SEOUL • South Korea said yesterday it will push ahead with plans to impose government-issued history textbooks on schools, despite fierce criticism of a policy that opponents say is a throwback to the nation's authoritarian past.
From 2017, secondary school students will only study from the state-approved textbook, which will be written by a government-appointed panel of teachers and academics, the education ministry announced.
The Correct Textbook Of History would replace a system where schools are free to choose from eight different history texts produced by private publishing companies, albeit under government oversight.
Conservative critics argue that currently the authors are too left-wing, but liberal opponents accuse the government of reverting to a policy used by past authoritarian regimes in South Korea.
President Park Geun Hye, the daughter of one-time dictator Park Chung Hee who ruled for two decades, chided opposition lawmakers who have opposed the change and called on them not to foster division.

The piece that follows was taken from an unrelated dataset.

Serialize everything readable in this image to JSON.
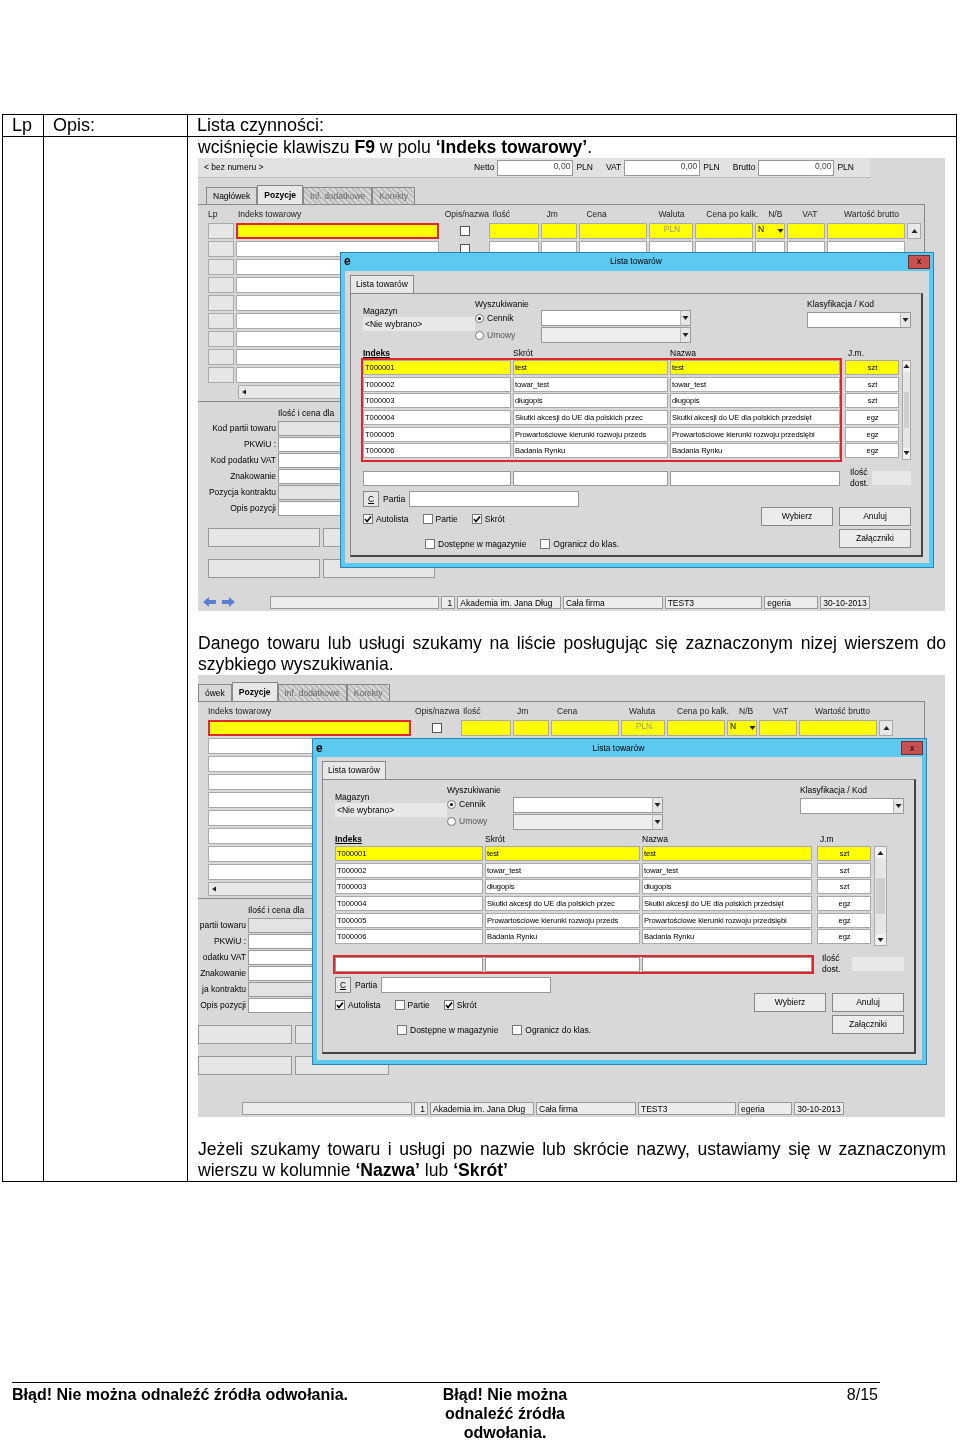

"It's very important for children to have a correct understanding of history through the right education," she said yesterday. "History education should never divide the people and students over political strife or ideological confrontation."
A dozen opposition lawmakers staged a street protest in Seoul and launched a petition against the policy. They were confronted by about 40 conservatives backing the move, some of whom clashed with police.
Mr Moon Jae In of the main opposition New Politics Alliance for Democracy said the government's move was designed to "eulogise" the late president Park and other authoritarian rulers.
"It attempts to control the people's mind with state-issued history books. We've seen the same thing happen under the Nazis, Japanese imperialists and the Yushin dictatorship," Mr Moon told journalists, referring to Mr Park's rule.
However, Prime Minister Hwang Kyo Ahn complained that current textbooks offered a biased view of the nation's 20th century history.
He said materials now in use portray both the South and the North as responsible for the outbreak of the Korean War, which began with the North's invasion of the South in 1950.
"We will produce textbooks which are based on an objective, balanced view of history," he said in Parliament yesterday, denying it represented a swing back to authoritarianism.